Less than a week ago, five women were taken to hospital with bad burns after they were scalded by hot soup when a portable butane cooker exploded in a hotpot restaurant at Beach Road.
But that has not stopped diners from flocking to the many hotpot or steamboat eateries in the area.
Last evening, seven such joints at Liang Seah Street, off Beach Road, were bustling with customers.
All the diners approached by The New Paper had heard of last Saturday's incident, but were not too worried.
Mr Bryan Goh, 36, a visual merchandiser who has hotpot in the area once a month, said: "I think it's an isolated case. I was a little hesitant, but I still feel that it's quite safe."
Mr Jason Wu, 27, a personal service executive, said he trusts the cookers are safe because of the Safety Mark issued by Spring Singapore, the national standards and accreditation body.
"At most, we just have to be more careful when eating hotpot. I'm sure the authorities will make sure that such incidents don't happen again," he said.
A diner at another hotpot outlet felt such an accident would not happen to him. Mr Teo Chun Kiat, 30, who deals in property, said: "I'm not scared and I think it's okay. I heard about it from Facebook, but it won't happen to me."
The "it won't happen to me" line was echoed by several other diners. All of them said there was no reason to ban such cookers here.
When TNP asked to speak to the bosses of these hotpot outlets, the staff at every outlet said they were overseas.
Those who use the cookers at home also saw little need for a ban.
Miss Carol Yuen, 19, a sports programme scheduler, said her family used a portable cooker in the past.
"They are convenient, so I didn't really think about the risks," she said.
Her family switched to an electric cooker seven years ago. Her father, Mr Yuen Hock Min, 62, said spot checks by the authorities would be sufficient instead of a ban.
Last Saturday, a portable butane cooker exploded at Chong Qing Original Old Steamboat at Beach Road, sending hot soup spewing and scalding five diners. They were taken to hospital with first-, second- and third-degree burns.
Similar portable cookers have been banned in Australia after a man was killed when one of them exploded.
In a TNP online poll yesterday, about 85 per cent of respondents called for these cookers to be banned here. (See report, above.)
Like Chong Qing, the restaurants at Liang Seah Street were using cookers with the name Goldenfuji, which is manufactured and distributed by Swee Huat Heng Engineering.
At the company's premises at Loyang yesterday, a man who gave his name as Mr Naresh said the general manager was not in Singapore.
Mr Naresh, who said he is an assistant to the GM, said: "But he has been trying to contact the victims. We have also been in contact with the authorities and are cooperating with them. This is the first time we have had such an incident with our product."

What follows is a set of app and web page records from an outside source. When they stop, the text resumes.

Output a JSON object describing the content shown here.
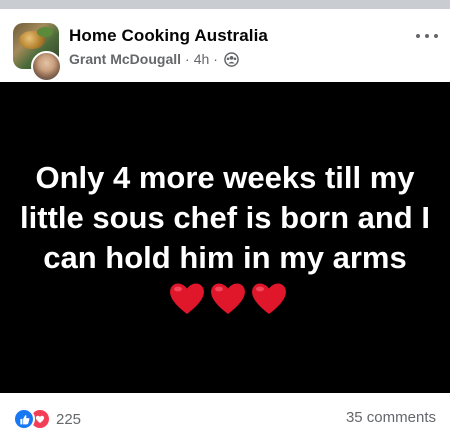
{
  "post": {
    "group_name": "Home Cooking Australia",
    "author": "Grant McDougall",
    "separator": "·",
    "time": "4h",
    "privacy_icon": "group-members-icon",
    "text": "Only 4 more weeks till my little sous chef is born and I can hold him in my arms",
    "emoji": [
      "red-heart",
      "red-heart",
      "red-heart"
    ],
    "background_color": "#000000",
    "text_color": "#ffffff"
  },
  "footer": {
    "reaction_icons": [
      "like-icon",
      "love-icon"
    ],
    "reaction_count": "225",
    "comments": "35 comments"
  },
  "colors": {
    "like": "#1877f2",
    "love": "#f33e58",
    "heart": "#e0162b",
    "secondary_text": "#65676b"
  }
}
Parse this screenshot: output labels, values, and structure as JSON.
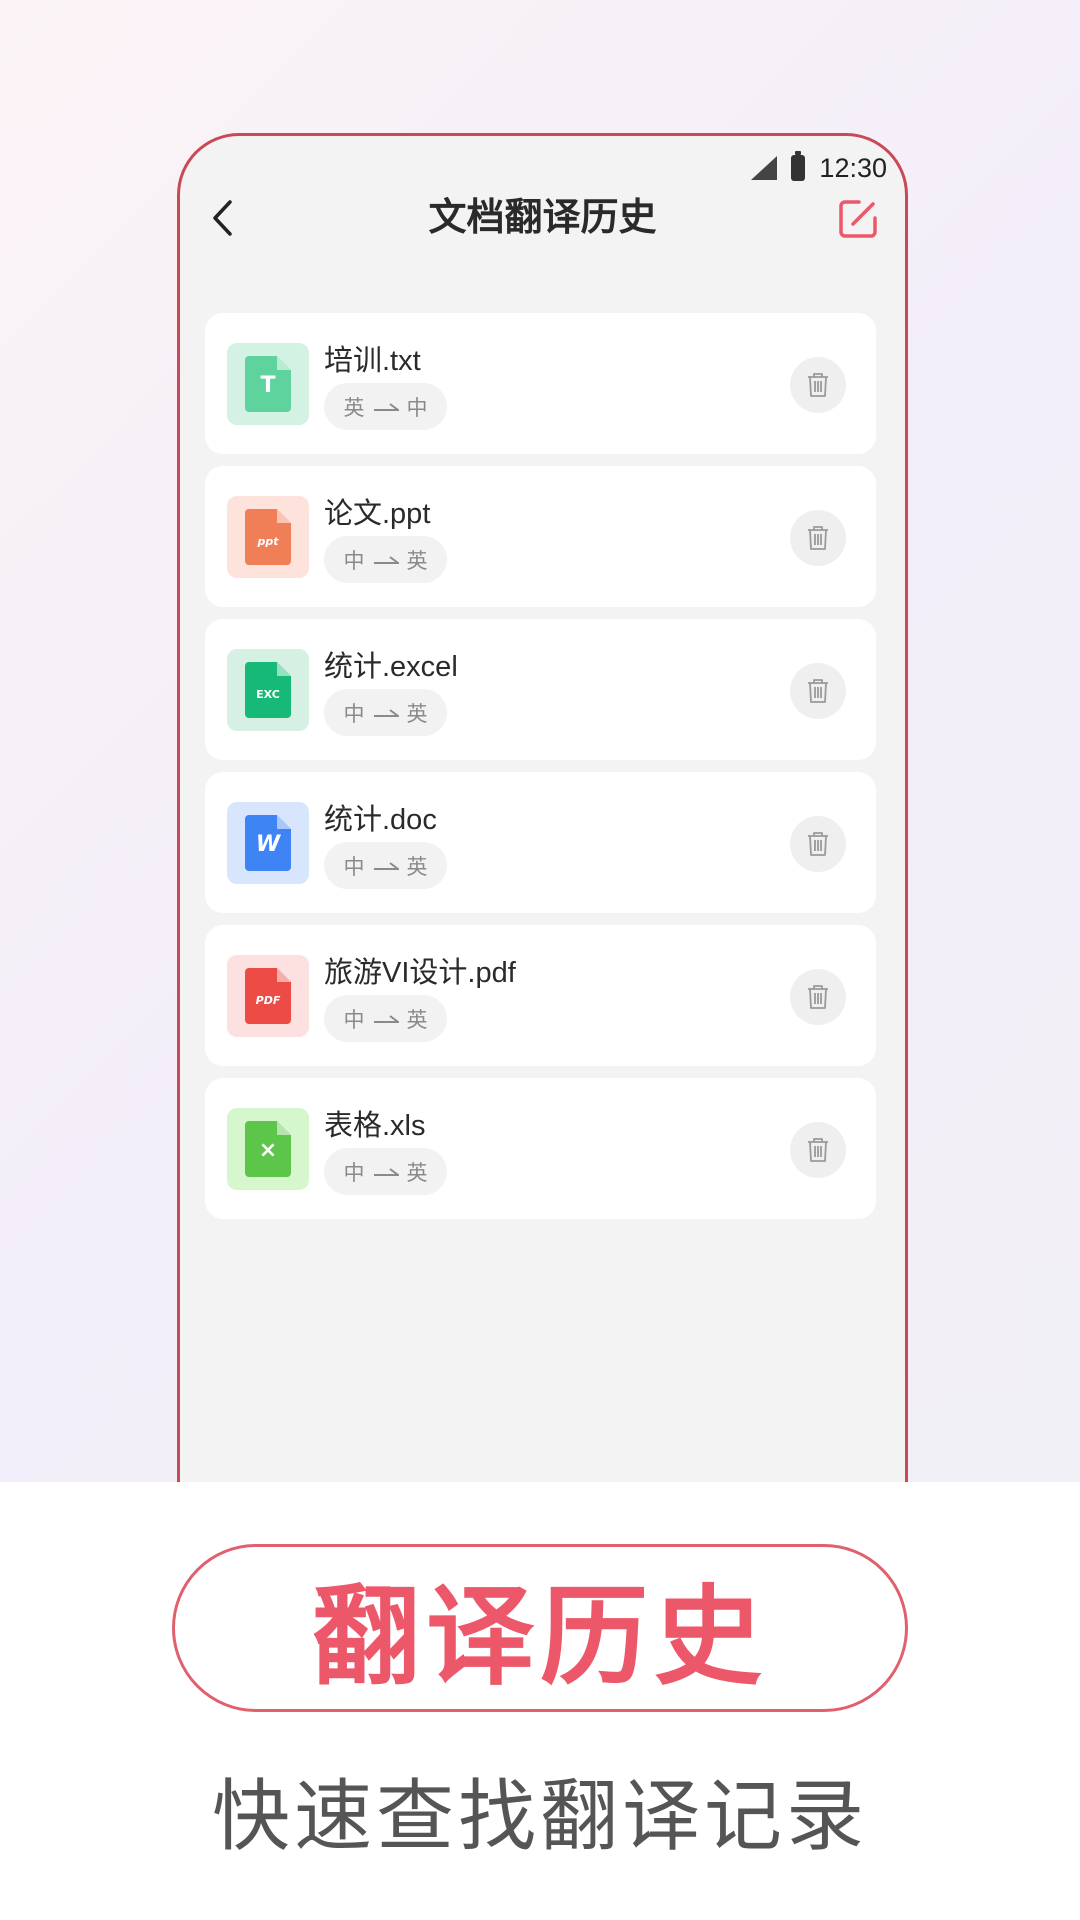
{
  "status_bar": {
    "time": "12:30"
  },
  "nav": {
    "title": "文档翻译历史"
  },
  "files": [
    {
      "name": "培训.txt",
      "from": "英",
      "to": "中",
      "icon": "txt-file-icon",
      "icon_bg": "#d4f2e4",
      "icon_color": "#5fd39d",
      "icon_glyph": "T"
    },
    {
      "name": "论文.ppt",
      "from": "中",
      "to": "英",
      "icon": "ppt-file-icon",
      "icon_bg": "#fde3dc",
      "icon_color": "#f07e57",
      "icon_glyph": "ppt"
    },
    {
      "name": "统计.excel",
      "from": "中",
      "to": "英",
      "icon": "excel-file-icon",
      "icon_bg": "#d7f0e4",
      "icon_color": "#17b978",
      "icon_glyph": "EXC"
    },
    {
      "name": "统计.doc",
      "from": "中",
      "to": "英",
      "icon": "doc-file-icon",
      "icon_bg": "#d8e6fd",
      "icon_color": "#3f84f5",
      "icon_glyph": "W"
    },
    {
      "name": "旅游VI设计.pdf",
      "from": "中",
      "to": "英",
      "icon": "pdf-file-icon",
      "icon_bg": "#fde0e0",
      "icon_color": "#ec4c45",
      "icon_glyph": "PDF"
    },
    {
      "name": "表格.xls",
      "from": "中",
      "to": "英",
      "icon": "xls-file-icon",
      "icon_bg": "#d6f7cd",
      "icon_color": "#5cc54a",
      "icon_glyph": "×"
    }
  ],
  "promo": {
    "title": "翻译历史",
    "subtitle": "快速查找翻译记录"
  },
  "colors": {
    "accent": "#ec5769",
    "frame": "#c94a55"
  }
}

He added that its range of products, which include various home and kitchen appliances, carry the Safety Mark.
The Consumers Association of Singapore said it had not received any complaints involving portable cookers or stoves exploding for the past three years.
A spokesman for Spring Singapore said gas cookers and canisters used for household purposes are among the 45 categories of controlled goods that must be registered and carry the Safety Mark.
The spokesman said: "For this particular case, Spring is working with the Singapore Civil Defence Force to conduct the investigations and will provide an update when these are completed."
Mr Liang Eng Hwa, chairman of the Government Parliamentary Committee for Finance and Trade & Industry, said he was "concerned" and that the agencies were looking into the matter.
Ban them here, say fire safety experts
A fire safety expert, who likened improperly maintained portable gas cookers to potential time bombs, wants them banned in Singapore.
Greencross Safety Fire and Equipment chief executive William Lee, 70, told The New Paper that without regular maintenance, the cookers could become rusty and prone to gas leaks.
"It's like a bomb, because a gas leak can cause an explosion if there is an open flame from the cooker or other cookers around," said Mr Lee.
Mr Lee, who has been a fire safety consultant for more than 40 years, said the cookers pose a danger if restaurants use them for long periods and without proper maintenance.
He suggested safety measures such as flashback arrestors being built into the cookers as these would stop flames from travelling back into the canisters and causing them to explode.
Another option is to use electric cookers.
Users can check for gas leaks by applying soapy water and looking out for bubbles.
However, the best way to prevent an accident is to exercise proper usage and maintenance, he said.